● **What this task involves**
Wherever a line holds the word "icon", copy that line from the data.

● **Website and app data records**
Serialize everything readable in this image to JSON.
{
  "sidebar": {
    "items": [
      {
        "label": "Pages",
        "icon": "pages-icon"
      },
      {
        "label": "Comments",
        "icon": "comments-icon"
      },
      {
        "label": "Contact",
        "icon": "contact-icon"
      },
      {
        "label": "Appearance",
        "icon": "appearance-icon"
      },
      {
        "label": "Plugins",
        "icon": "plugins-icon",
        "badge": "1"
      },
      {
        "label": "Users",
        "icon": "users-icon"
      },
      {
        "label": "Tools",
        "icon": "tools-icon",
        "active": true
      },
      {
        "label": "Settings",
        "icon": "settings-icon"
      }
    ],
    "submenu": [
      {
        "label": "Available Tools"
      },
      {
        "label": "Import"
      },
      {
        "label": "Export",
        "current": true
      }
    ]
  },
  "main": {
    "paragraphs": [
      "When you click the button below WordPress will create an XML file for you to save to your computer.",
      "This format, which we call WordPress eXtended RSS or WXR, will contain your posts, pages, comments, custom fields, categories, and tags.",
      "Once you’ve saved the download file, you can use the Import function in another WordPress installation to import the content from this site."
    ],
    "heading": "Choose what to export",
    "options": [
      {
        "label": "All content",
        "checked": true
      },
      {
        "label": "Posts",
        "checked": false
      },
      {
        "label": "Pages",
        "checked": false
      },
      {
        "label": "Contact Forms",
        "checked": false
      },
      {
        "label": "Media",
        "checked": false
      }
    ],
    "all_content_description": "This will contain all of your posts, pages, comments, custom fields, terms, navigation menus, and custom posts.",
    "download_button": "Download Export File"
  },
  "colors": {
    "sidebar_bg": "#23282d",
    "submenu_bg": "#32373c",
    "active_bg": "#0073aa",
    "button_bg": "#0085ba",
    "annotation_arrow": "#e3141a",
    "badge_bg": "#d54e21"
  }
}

● **Output of the exercise**
        "icon": "pages-icon"
        "icon": "comments-icon"
        "icon": "contact-icon"
        "icon": "appearance-icon"
        "icon": "plugins-icon",
        "icon": "users-icon"
        "icon": "tools-icon",
        "icon": "settings-icon"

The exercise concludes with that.